[[ GIVEN DATA open ]]

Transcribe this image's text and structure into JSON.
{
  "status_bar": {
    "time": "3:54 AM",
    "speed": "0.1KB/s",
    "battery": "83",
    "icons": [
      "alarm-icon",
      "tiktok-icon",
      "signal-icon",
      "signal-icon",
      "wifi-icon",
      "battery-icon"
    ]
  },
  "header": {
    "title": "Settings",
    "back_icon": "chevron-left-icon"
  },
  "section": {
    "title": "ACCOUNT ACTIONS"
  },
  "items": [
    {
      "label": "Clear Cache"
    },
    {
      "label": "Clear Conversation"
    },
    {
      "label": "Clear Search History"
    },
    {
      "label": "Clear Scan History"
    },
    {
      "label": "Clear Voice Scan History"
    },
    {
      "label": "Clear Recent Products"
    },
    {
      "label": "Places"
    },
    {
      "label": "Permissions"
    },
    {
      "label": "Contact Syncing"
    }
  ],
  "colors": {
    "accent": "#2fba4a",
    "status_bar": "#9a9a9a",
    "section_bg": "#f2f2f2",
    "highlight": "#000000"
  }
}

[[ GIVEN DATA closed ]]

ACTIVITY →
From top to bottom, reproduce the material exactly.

ANSWER FOR THIS EXERCISE →
Transcribe this image's text and structure into JSON.
{
  "status_bar": {
    "time": "3:54 AM",
    "speed": "0.1KB/s",
    "battery": "83",
    "icons": [
      "alarm-icon",
      "tiktok-icon",
      "signal-icon",
      "signal-icon",
      "wifi-icon",
      "battery-icon"
    ]
  },
  "header": {
    "title": "Settings",
    "back_icon": "chevron-left-icon"
  },
  "section": {
    "title": "ACCOUNT ACTIONS"
  },
  "items": [
    {
      "label": "Clear Cache"
    },
    {
      "label": "Clear Conversation"
    },
    {
      "label": "Clear Search History"
    },
    {
      "label": "Clear Scan History"
    },
    {
      "label": "Clear Voice Scan History"
    },
    {
      "label": "Clear Recent Products"
    },
    {
      "label": "Places"
    },
    {
      "label": "Permissions"
    },
    {
      "label": "Contact Syncing"
    }
  ],
  "colors": {
    "accent": "#2fba4a",
    "status_bar": "#9a9a9a",
    "section_bg": "#f2f2f2",
    "highlight": "#000000"
  }
}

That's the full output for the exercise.